They aren’t quite as fluffy as your standard buttermilk biscuit, just because the addition of the sweet potato adds some density too… but, what they lack for in fluffiness they more than make up for in deliciousness.

I like to serve them with a bowl of soup, or just plain with some jam or pumpkin butter. But, our favorite way to enjoy them is sandwiching a few pieces of ham. Very thinly sliced country ham is a treat, but more often than not it’s just plain deli ham. It makes for one delicious and easy meal – for breakfast, lunch, or dinner!

Source: adapted from The Lee Bros Southern Cookbook and Food & Wine, Nov 2013

Manhattan Clam Chowder

Living on this joyous little island on the wonderful Eastern Shore you’re sure to eat your fair share of clam chowder. For me, there’s nothing more fun than strapping on a  pair of old canvas sneakers, finding a muddy sandbar at low tide, and digging your toes around in the mud until you run into you fill up your bucket with fresh quahogs. Or as well call them, “chowders”.

The big guys aren’t good for much besides soups and clam strips. So, I’ll usually make a batch of chowder when we come across some. About 2 dozen will be more than enough to make a large pot of chowder.

There are a couple ways you can go when it comes to clam chowder. The most well-known is your New England variety, which is cream based. That’s the husband’s favorite, and I plan on sharing that recipe with you soon. But today I’m sharing my recipe for Manhattan, which is tomato based, and my personal favorite…
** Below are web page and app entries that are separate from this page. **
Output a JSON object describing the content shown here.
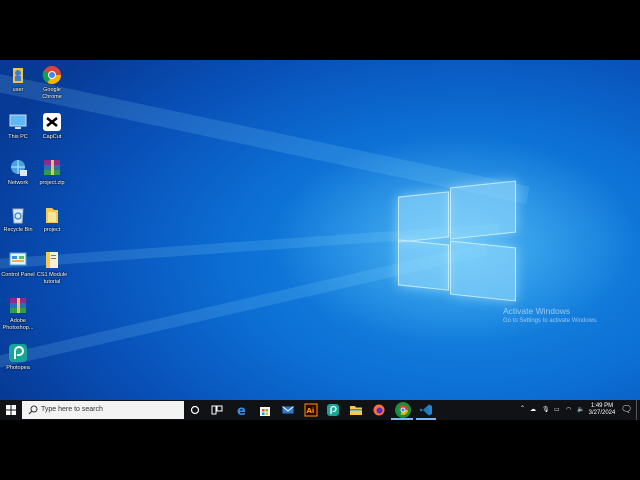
{
  "desktop": {
    "icons": [
      {
        "label": "user",
        "icon": "user-folder-icon"
      },
      {
        "label": "Google Chrome",
        "icon": "chrome-icon"
      },
      {
        "label": "This PC",
        "icon": "this-pc-icon"
      },
      {
        "label": "CapCut",
        "icon": "capcut-icon"
      },
      {
        "label": "Network",
        "icon": "network-icon"
      },
      {
        "label": "project.zip",
        "icon": "winrar-archive-icon"
      },
      {
        "label": "Recycle Bin",
        "icon": "recycle-bin-icon"
      },
      {
        "label": "project",
        "icon": "folder-icon"
      },
      {
        "label": "Control Panel",
        "icon": "control-panel-icon"
      },
      {
        "label": "CS1 Module tutorial",
        "icon": "document-icon"
      },
      {
        "label": "Adobe Photoshop...",
        "icon": "winrar-icon"
      },
      {
        "label": "Photopea",
        "icon": "photopea-icon"
      }
    ]
  },
  "watermark": {
    "line1": "Activate Windows",
    "line2": "Go to Settings to activate Windows."
  },
  "taskbar": {
    "search_placeholder": "Type here to search",
    "pinned": [
      "cortana-icon",
      "task-view-icon",
      "edge-icon",
      "store-icon",
      "mail-icon",
      "illustrator-icon",
      "photopea-icon",
      "file-explorer-icon",
      "firefox-icon",
      "chrome-icon",
      "vscode-icon"
    ],
    "clock_time": "1:49 PM",
    "clock_date": "3/27/2024"
  },
  "colors": {
    "desktop_blue": "#0c6fd4",
    "taskbar": "#101216",
    "highlight_green": "#1a8f3a"
  }
}
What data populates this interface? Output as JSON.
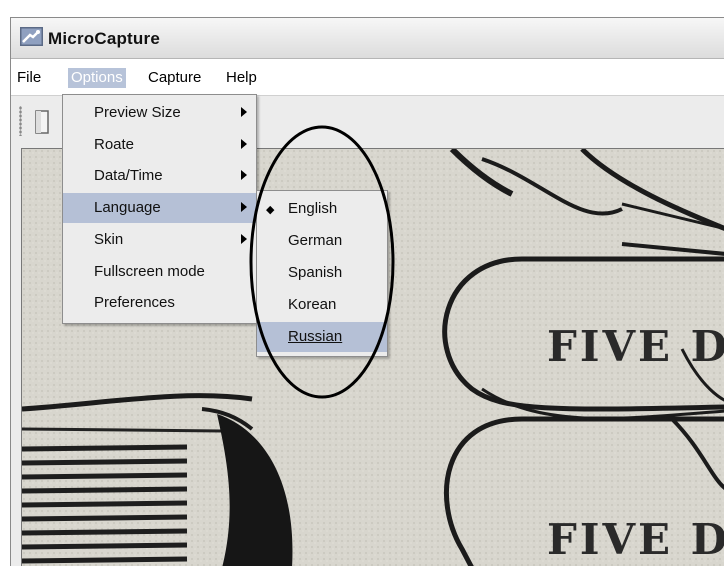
{
  "window": {
    "title": "MicroCapture",
    "icon": "app-camera-icon"
  },
  "menubar": {
    "items": [
      {
        "label": "File"
      },
      {
        "label": "Options"
      },
      {
        "label": "Capture"
      },
      {
        "label": "Help"
      }
    ]
  },
  "options_menu": {
    "items": [
      {
        "label": "Preview Size",
        "submenu": true
      },
      {
        "label": "Roate",
        "submenu": true
      },
      {
        "label": "Data/Time",
        "submenu": true
      },
      {
        "label": "Language",
        "submenu": true
      },
      {
        "label": "Skin",
        "submenu": true
      },
      {
        "label": "Fullscreen mode",
        "submenu": false
      },
      {
        "label": "Preferences",
        "submenu": false
      }
    ]
  },
  "language_menu": {
    "selected": "English",
    "items": [
      {
        "label": "English"
      },
      {
        "label": "German"
      },
      {
        "label": "Spanish"
      },
      {
        "label": "Korean"
      },
      {
        "label": "Russian"
      }
    ]
  },
  "preview": {
    "text_top": "FIVE DO",
    "text_bottom": "FIVE DO"
  },
  "colors": {
    "highlight": "#b5c0d6",
    "menubar_active": "#b7c3d9",
    "annotation": "#000000"
  }
}
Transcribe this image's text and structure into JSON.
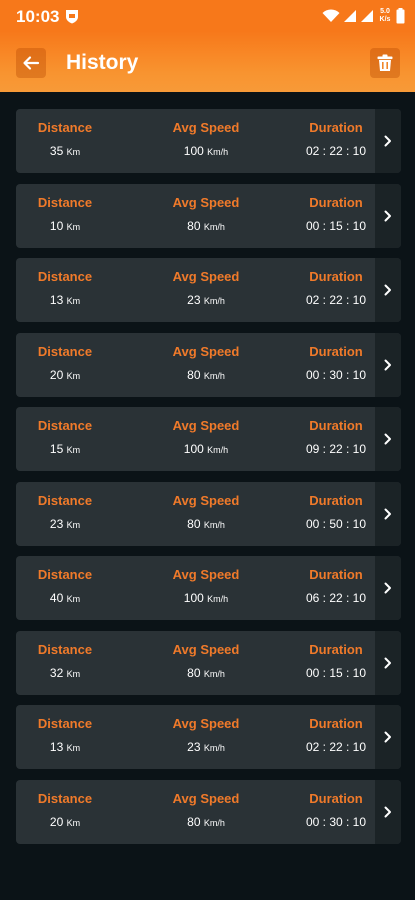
{
  "status": {
    "time": "10:03",
    "speed_top": "5.0",
    "speed_bottom": "K/s"
  },
  "header": {
    "title": "History"
  },
  "labels": {
    "distance": "Distance",
    "avg_speed": "Avg Speed",
    "duration": "Duration"
  },
  "rows": [
    {
      "distance": "35",
      "distance_unit": "Km",
      "speed": "100",
      "speed_unit": "Km/h",
      "duration": "02 : 22 : 10"
    },
    {
      "distance": "10",
      "distance_unit": "Km",
      "speed": "80",
      "speed_unit": "Km/h",
      "duration": "00 : 15 : 10"
    },
    {
      "distance": "13",
      "distance_unit": "Km",
      "speed": "23",
      "speed_unit": "Km/h",
      "duration": "02 : 22 : 10"
    },
    {
      "distance": "20",
      "distance_unit": "Km",
      "speed": "80",
      "speed_unit": "Km/h",
      "duration": "00 : 30 : 10"
    },
    {
      "distance": "15",
      "distance_unit": "Km",
      "speed": "100",
      "speed_unit": "Km/h",
      "duration": "09 : 22 : 10"
    },
    {
      "distance": "23",
      "distance_unit": "Km",
      "speed": "80",
      "speed_unit": "Km/h",
      "duration": "00 : 50 : 10"
    },
    {
      "distance": "40",
      "distance_unit": "Km",
      "speed": "100",
      "speed_unit": "Km/h",
      "duration": "06 : 22 : 10"
    },
    {
      "distance": "32",
      "distance_unit": "Km",
      "speed": "80",
      "speed_unit": "Km/h",
      "duration": "00 : 15 : 10"
    },
    {
      "distance": "13",
      "distance_unit": "Km",
      "speed": "23",
      "speed_unit": "Km/h",
      "duration": "02 : 22 : 10"
    },
    {
      "distance": "20",
      "distance_unit": "Km",
      "speed": "80",
      "speed_unit": "Km/h",
      "duration": "00 : 30 : 10"
    }
  ],
  "colors": {
    "accent": "#f7781a",
    "label": "#f07a2a",
    "card": "#2a3236",
    "background": "#0b1317"
  },
  "icons": {
    "back": "arrow-left-icon",
    "delete": "trash-icon",
    "row_action": "chevron-right-icon"
  }
}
Bacon, potatoes, celery, onions, tomatoes, and clams. Basic, but oh so delicious.  Now, I realize some of you may not be able to come across fresh clams as easily as I am. In that case, a couple cans of clams and a some bottled clam juice works just fine.

But, if you have a great seafood counter or shop in your neighborhood I’d highly encourage you to try to find some fresh. They’re cheap as far as it goes on the seafood spectrum, and the flavor is unparalleled.

A perfect dinner for these chilly fall evenings, that holds onto one last taste of summer. Make sure to make some homemade oyster crackers to go along with it, they’re the perfect topping and only take a few minutes to throw together. Have a great weekend, everyone!

Source: adapted from Simply Recipes

Wild Rice Pilaf

We love rice as a side dish. Whether it be Spanish rice or cilantro-lime rice with our Mexican dishes, or plain white or brown rice with our Chinese dishes and stir-fries, it’s always been a favorite around here. I’d picked up a few bags of wild rice the last time I was at Trader Joe’s a few months ago. I use it all the time in soups, but wanted to try my hand at a homemade wild rice pilaf. For too long I’ve relied on old Uncle Ben when I wanted that as a side dish, and it was high time we remedied that situation.

So, I took the recipe for Garlic Rice Pilaf that we’ve loved so long in our kitchen and modified it a bit. A quick saute of a bit of garlic, onions, carrots, and celery – then the rice is added for a quick toasting before adding chicken stock. Then it’s all poured into a baking dish to finish cooking in the oven. A quick fluffing with fork when it comes out of the oven, and you have a great side dish that goes with just about anything.

On a side note, we’ve pretty much completed the move. We weren’t even without internet for a whole day! I’ve just been lazy about posting. It was Pony Penning, and a bunch of family and old friends were in town – so we’ve just been having fun with them and adjusting to being back on the island. I really love the new house, and had an easier time than I thought I would leaving the old one. Now just to get it on the market and sold! Going to get Andrew registered for 1st grade this week, the excitement just never ends around here. Where is this summer running off to, guys?

Source: adapted from Annie’s Eats